◆ **Task to complete**: Each entry is to be retyped exactly as it appears, and each image is to be dropped.

◆ **Input data**:
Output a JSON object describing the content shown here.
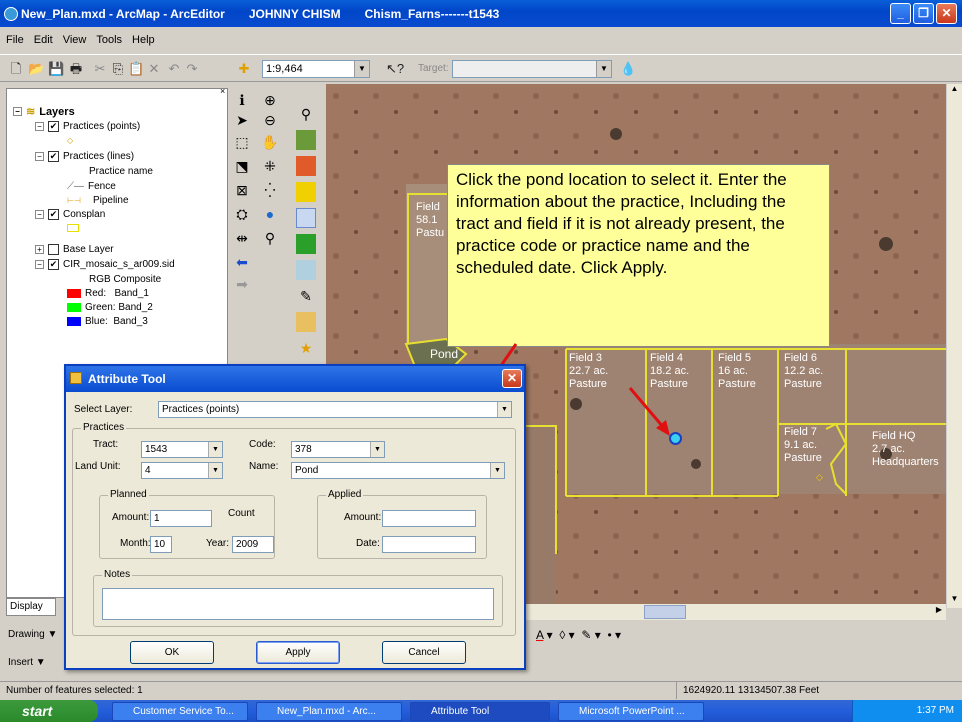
{
  "window": {
    "app_icon": "globe-icon",
    "title": "New_Plan.mxd - ArcMap - ArcEditor",
    "user": "JOHNNY CHISM",
    "farm": "Chism_Farns-------t1543"
  },
  "menu": [
    "File",
    "Edit",
    "View",
    "Tools",
    "Help"
  ],
  "toolbar": {
    "scale": "1:9,464",
    "target_label": "Target:"
  },
  "toc": {
    "root": "Layers",
    "layers": [
      {
        "label": "Practices (points)"
      },
      {
        "label": "Practices (lines)"
      },
      {
        "label": "Practice name"
      },
      {
        "label": "Fence"
      },
      {
        "label": "Pipeline"
      },
      {
        "label": "Consplan"
      },
      {
        "label": "Base Layer"
      },
      {
        "label": "CIR_mosaic_s_ar009.sid"
      },
      {
        "label": "RGB Composite"
      },
      {
        "label": "Red:   Band_1",
        "color": "#ff0000"
      },
      {
        "label": "Green: Band_2",
        "color": "#00ff00"
      },
      {
        "label": "Blue:  Band_3",
        "color": "#0000ff"
      }
    ],
    "display_tab": "Display"
  },
  "bottom": {
    "drawing": "Drawing",
    "insert": "Insert"
  },
  "callout": "Click the pond location to select it. Enter the information about the practice, Including the tract and field if it is not already present, the practice code or practice name and the scheduled date. Click Apply.",
  "map_labels": [
    {
      "text": "Field\n58.1\nPastu"
    },
    {
      "text": "Pond"
    },
    {
      "text": "Field 3\n22.7 ac.\nPasture"
    },
    {
      "text": "Field 4\n18.2 ac.\nPasture"
    },
    {
      "text": "Field 5\n16 ac.\nPasture"
    },
    {
      "text": "Field 6\n12.2 ac.\nPasture"
    },
    {
      "text": "Field 7\n9.1 ac.\nPasture"
    },
    {
      "text": "Field HQ\n2.7 ac.\nHeadquarters"
    }
  ],
  "dialog": {
    "title": "Attribute Tool",
    "select_layer_label": "Select Layer:",
    "select_layer_value": "Practices (points)",
    "practices_group": "Practices",
    "tract_label": "Tract:",
    "tract_value": "1543",
    "code_label": "Code:",
    "code_value": "378",
    "land_unit_label": "Land Unit:",
    "land_unit_value": "4",
    "name_label": "Name:",
    "name_value": "Pond",
    "planned_group": "Planned",
    "amount_label": "Amount:",
    "planned_amount": "1",
    "count_label": "Count",
    "month_label": "Month:",
    "month_value": "10",
    "year_label": "Year:",
    "year_value": "2009",
    "applied_group": "Applied",
    "applied_amount_label": "Amount:",
    "applied_amount": "",
    "date_label": "Date:",
    "date_value": "",
    "notes_group": "Notes",
    "notes_value": "",
    "ok": "OK",
    "apply": "Apply",
    "cancel": "Cancel"
  },
  "status": {
    "selected": "Number of features selected: 1",
    "coords": "1624920.11  13134507.38 Feet"
  },
  "taskbar": {
    "start": "start",
    "tasks": [
      "Customer Service To...",
      "New_Plan.mxd - Arc...",
      "Attribute Tool",
      "Microsoft PowerPoint ..."
    ],
    "clock": "1:37 PM"
  }
}
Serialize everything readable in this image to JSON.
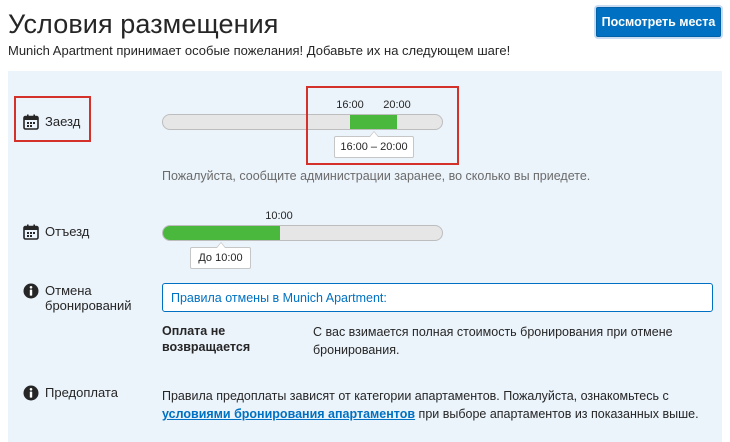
{
  "header": {
    "title": "Условия размещения",
    "subtitle": "Munich Apartment принимает особые пожелания! Добавьте их на следующем шаге!",
    "cta_label": "Посмотреть места"
  },
  "checkin": {
    "label": "Заезд",
    "icon": "calendar-icon",
    "start_label": "16:00",
    "end_label": "20:00",
    "range_label": "16:00 – 20:00",
    "note": "Пожалуйста, сообщите администрации заранее, во сколько вы приедете."
  },
  "checkout": {
    "label": "Отъезд",
    "icon": "calendar-icon",
    "time_label": "10:00",
    "range_label": "До 10:00"
  },
  "cancellation": {
    "label": "Отмена бронирований",
    "icon": "info-icon",
    "box_text": "Правила отмены в Munich Apartment:",
    "term": "Оплата не возвращается",
    "description": "С вас взимается полная стоимость бронирования при отмене бронирования."
  },
  "prepayment": {
    "label": "Предоплата",
    "icon": "info-icon",
    "text_before": "Правила предоплаты зависят от категории апартаментов. Пожалуйста, ознакомьтесь с ",
    "link_text": "условиями бронирования апартаментов",
    "text_after": " при выборе апартаментов из показанных выше."
  },
  "colors": {
    "accent": "#0071c2",
    "bar_fill": "#4ab73d",
    "panel_bg": "#ebf3fb",
    "highlight": "#d3312a"
  }
}
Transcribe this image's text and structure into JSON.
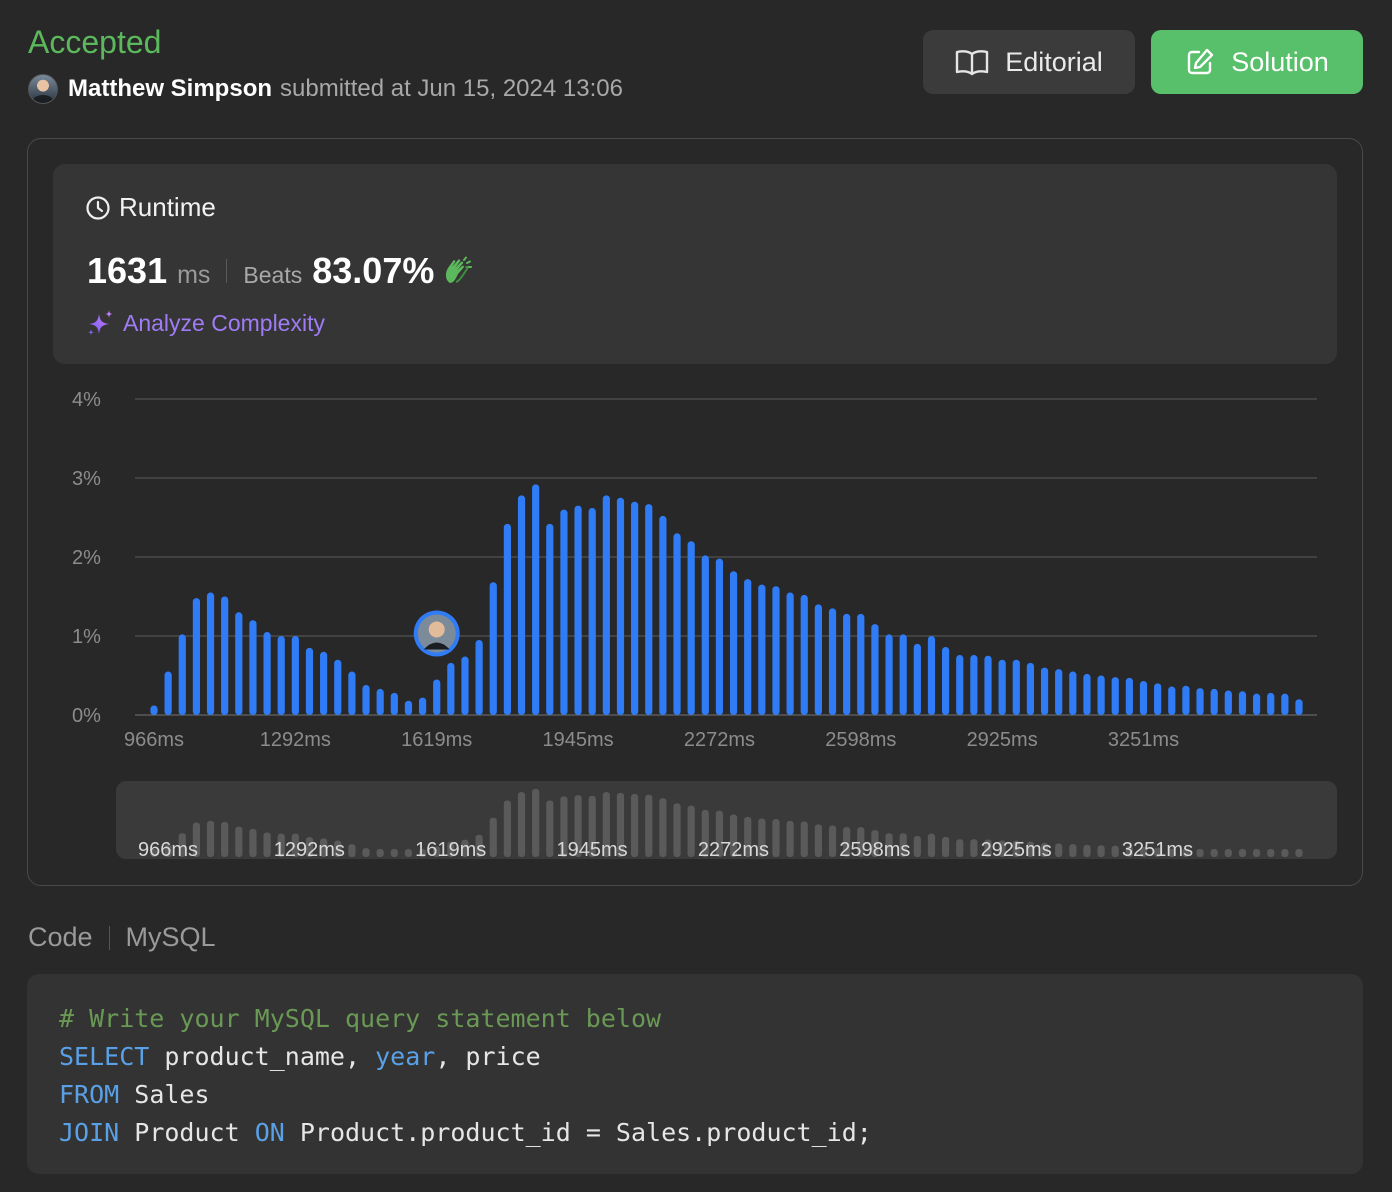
{
  "submission": {
    "status": "Accepted",
    "user_name": "Matthew Simpson",
    "submitted_text": "submitted at Jun 15, 2024 13:06"
  },
  "buttons": {
    "editorial": "Editorial",
    "solution": "Solution"
  },
  "runtime": {
    "title": "Runtime",
    "value": "1631",
    "unit": "ms",
    "beats_label": "Beats",
    "beats_value": "83.07%",
    "analyze_label": "Analyze Complexity"
  },
  "colors": {
    "accent_green": "#5cb85c",
    "bar_blue": "#2f7cf6",
    "analyze_purple": "#9f7cf5"
  },
  "chart_data": {
    "type": "bar",
    "ylim": [
      0,
      4
    ],
    "y_ticks": [
      "0%",
      "1%",
      "2%",
      "3%",
      "4%"
    ],
    "x_tick_labels": [
      "966ms",
      "1292ms",
      "1619ms",
      "1945ms",
      "2272ms",
      "2598ms",
      "2925ms",
      "3251ms"
    ],
    "x_tick_bar_index": [
      0,
      10,
      20,
      30,
      40,
      50,
      60,
      70
    ],
    "user_bar_index": 20,
    "values": [
      0.12,
      0.55,
      1.02,
      1.48,
      1.55,
      1.5,
      1.3,
      1.2,
      1.05,
      1.0,
      1.0,
      0.85,
      0.8,
      0.7,
      0.55,
      0.38,
      0.33,
      0.28,
      0.18,
      0.22,
      0.45,
      0.66,
      0.74,
      0.95,
      1.68,
      2.42,
      2.78,
      2.92,
      2.42,
      2.6,
      2.65,
      2.62,
      2.78,
      2.75,
      2.7,
      2.67,
      2.52,
      2.3,
      2.2,
      2.02,
      1.98,
      1.82,
      1.72,
      1.65,
      1.63,
      1.55,
      1.52,
      1.4,
      1.35,
      1.28,
      1.28,
      1.15,
      1.02,
      1.02,
      0.9,
      1.0,
      0.86,
      0.76,
      0.76,
      0.75,
      0.7,
      0.7,
      0.66,
      0.6,
      0.58,
      0.55,
      0.52,
      0.5,
      0.48,
      0.47,
      0.43,
      0.4,
      0.36,
      0.37,
      0.34,
      0.33,
      0.31,
      0.3,
      0.27,
      0.28,
      0.27,
      0.2
    ]
  },
  "code": {
    "label": "Code",
    "language": "MySQL",
    "lines": [
      [
        {
          "t": "# Write your MySQL query statement below",
          "c": "comment"
        }
      ],
      [
        {
          "t": "SELECT",
          "c": "kw"
        },
        {
          "t": " product_name, ",
          "c": ""
        },
        {
          "t": "year",
          "c": "kw"
        },
        {
          "t": ", price",
          "c": ""
        }
      ],
      [
        {
          "t": "FROM",
          "c": "kw"
        },
        {
          "t": " Sales",
          "c": ""
        }
      ],
      [
        {
          "t": "JOIN",
          "c": "kw"
        },
        {
          "t": " Product ",
          "c": ""
        },
        {
          "t": "ON",
          "c": "kw"
        },
        {
          "t": " Product.product_id = Sales.product_id;",
          "c": ""
        }
      ]
    ]
  }
}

◆ **Solution for this exercise**:
Output a JSON object describing the content shown here.
{
  "window": {
    "app_icon": "globe-icon",
    "title": "New_Plan.mxd - ArcMap - ArcEditor",
    "user": "JOHNNY CHISM",
    "farm": "Chism_Farns-------t1543"
  },
  "menu": [
    "File",
    "Edit",
    "View",
    "Tools",
    "Help"
  ],
  "toolbar": {
    "scale": "1:9,464",
    "target_label": "Target:"
  },
  "toc": {
    "root": "Layers",
    "layers": [
      {
        "label": "Practices (points)"
      },
      {
        "label": "Practices (lines)"
      },
      {
        "label": "Practice name"
      },
      {
        "label": "Fence"
      },
      {
        "label": "Pipeline"
      },
      {
        "label": "Consplan"
      },
      {
        "label": "Base Layer"
      },
      {
        "label": "CIR_mosaic_s_ar009.sid"
      },
      {
        "label": "RGB Composite"
      },
      {
        "label": "Red:   Band_1",
        "color": "#ff0000"
      },
      {
        "label": "Green: Band_2",
        "color": "#00ff00"
      },
      {
        "label": "Blue:  Band_3",
        "color": "#0000ff"
      }
    ],
    "display_tab": "Display"
  },
  "bottom": {
    "drawing": "Drawing",
    "insert": "Insert"
  },
  "callout": "Click the pond location to select it. Enter the information about the practice, Including the tract and field if it is not already present, the practice code or practice name and the scheduled date. Click Apply.",
  "map_labels": [
    {
      "text": "Field\n58.1\nPastu"
    },
    {
      "text": "Pond"
    },
    {
      "text": "Field 3\n22.7 ac.\nPasture"
    },
    {
      "text": "Field 4\n18.2 ac.\nPasture"
    },
    {
      "text": "Field 5\n16 ac.\nPasture"
    },
    {
      "text": "Field 6\n12.2 ac.\nPasture"
    },
    {
      "text": "Field 7\n9.1 ac.\nPasture"
    },
    {
      "text": "Field HQ\n2.7 ac.\nHeadquarters"
    }
  ],
  "dialog": {
    "title": "Attribute Tool",
    "select_layer_label": "Select Layer:",
    "select_layer_value": "Practices (points)",
    "practices_group": "Practices",
    "tract_label": "Tract:",
    "tract_value": "1543",
    "code_label": "Code:",
    "code_value": "378",
    "land_unit_label": "Land Unit:",
    "land_unit_value": "4",
    "name_label": "Name:",
    "name_value": "Pond",
    "planned_group": "Planned",
    "amount_label": "Amount:",
    "planned_amount": "1",
    "count_label": "Count",
    "month_label": "Month:",
    "month_value": "10",
    "year_label": "Year:",
    "year_value": "2009",
    "applied_group": "Applied",
    "applied_amount_label": "Amount:",
    "applied_amount": "",
    "date_label": "Date:",
    "date_value": "",
    "notes_group": "Notes",
    "notes_value": "",
    "ok": "OK",
    "apply": "Apply",
    "cancel": "Cancel"
  },
  "status": {
    "selected": "Number of features selected: 1",
    "coords": "1624920.11  13134507.38 Feet"
  },
  "taskbar": {
    "start": "start",
    "tasks": [
      "Customer Service To...",
      "New_Plan.mxd - Arc...",
      "Attribute Tool",
      "Microsoft PowerPoint ..."
    ],
    "clock": "1:37 PM"
  }
}
Serialize everything readable in this image to JSON.
{
  "header": {
    "title": "Условия размещения",
    "subtitle": "Munich Apartment принимает особые пожелания! Добавьте их на следующем шаге!",
    "cta_label": "Посмотреть места"
  },
  "checkin": {
    "label": "Заезд",
    "icon": "calendar-icon",
    "start_label": "16:00",
    "end_label": "20:00",
    "range_label": "16:00 – 20:00",
    "note": "Пожалуйста, сообщите администрации заранее, во сколько вы приедете."
  },
  "checkout": {
    "label": "Отъезд",
    "icon": "calendar-icon",
    "time_label": "10:00",
    "range_label": "До 10:00"
  },
  "cancellation": {
    "label": "Отмена бронирований",
    "icon": "info-icon",
    "box_text": "Правила отмены в Munich Apartment:",
    "term": "Оплата не возвращается",
    "description": "С вас взимается полная стоимость бронирования при отмене бронирования."
  },
  "prepayment": {
    "label": "Предоплата",
    "icon": "info-icon",
    "text_before": "Правила предоплаты зависят от категории апартаментов. Пожалуйста, ознакомьтесь с ",
    "link_text": "условиями бронирования апартаментов",
    "text_after": " при выборе апартаментов из показанных выше."
  },
  "colors": {
    "accent": "#0071c2",
    "bar_fill": "#4ab73d",
    "panel_bg": "#ebf3fb",
    "highlight": "#d3312a"
  }
}
Transcribe this image's text and structure into JSON.
{
  "submission": {
    "status": "Accepted",
    "user_name": "Matthew Simpson",
    "submitted_text": "submitted at Jun 15, 2024 13:06"
  },
  "buttons": {
    "editorial": "Editorial",
    "solution": "Solution"
  },
  "runtime": {
    "title": "Runtime",
    "value": "1631",
    "unit": "ms",
    "beats_label": "Beats",
    "beats_value": "83.07%",
    "analyze_label": "Analyze Complexity"
  },
  "colors": {
    "accent_green": "#5cb85c",
    "bar_blue": "#2f7cf6",
    "analyze_purple": "#9f7cf5"
  },
  "chart_data": {
    "type": "bar",
    "ylim": [
      0,
      4
    ],
    "y_ticks": [
      "0%",
      "1%",
      "2%",
      "3%",
      "4%"
    ],
    "x_tick_labels": [
      "966ms",
      "1292ms",
      "1619ms",
      "1945ms",
      "2272ms",
      "2598ms",
      "2925ms",
      "3251ms"
    ],
    "x_tick_bar_index": [
      0,
      10,
      20,
      30,
      40,
      50,
      60,
      70
    ],
    "user_bar_index": 20,
    "values": [
      0.12,
      0.55,
      1.02,
      1.48,
      1.55,
      1.5,
      1.3,
      1.2,
      1.05,
      1.0,
      1.0,
      0.85,
      0.8,
      0.7,
      0.55,
      0.38,
      0.33,
      0.28,
      0.18,
      0.22,
      0.45,
      0.66,
      0.74,
      0.95,
      1.68,
      2.42,
      2.78,
      2.92,
      2.42,
      2.6,
      2.65,
      2.62,
      2.78,
      2.75,
      2.7,
      2.67,
      2.52,
      2.3,
      2.2,
      2.02,
      1.98,
      1.82,
      1.72,
      1.65,
      1.63,
      1.55,
      1.52,
      1.4,
      1.35,
      1.28,
      1.28,
      1.15,
      1.02,
      1.02,
      0.9,
      1.0,
      0.86,
      0.76,
      0.76,
      0.75,
      0.7,
      0.7,
      0.66,
      0.6,
      0.58,
      0.55,
      0.52,
      0.5,
      0.48,
      0.47,
      0.43,
      0.4,
      0.36,
      0.37,
      0.34,
      0.33,
      0.31,
      0.3,
      0.27,
      0.28,
      0.27,
      0.2
    ]
  },
  "code": {
    "label": "Code",
    "language": "MySQL",
    "lines": [
      [
        {
          "t": "# Write your MySQL query statement below",
          "c": "comment"
        }
      ],
      [
        {
          "t": "SELECT",
          "c": "kw"
        },
        {
          "t": " product_name, ",
          "c": ""
        },
        {
          "t": "year",
          "c": "kw"
        },
        {
          "t": ", price",
          "c": ""
        }
      ],
      [
        {
          "t": "FROM",
          "c": "kw"
        },
        {
          "t": " Sales",
          "c": ""
        }
      ],
      [
        {
          "t": "JOIN",
          "c": "kw"
        },
        {
          "t": " Product ",
          "c": ""
        },
        {
          "t": "ON",
          "c": "kw"
        },
        {
          "t": " Product.product_id = Sales.product_id;",
          "c": ""
        }
      ]
    ]
  }
}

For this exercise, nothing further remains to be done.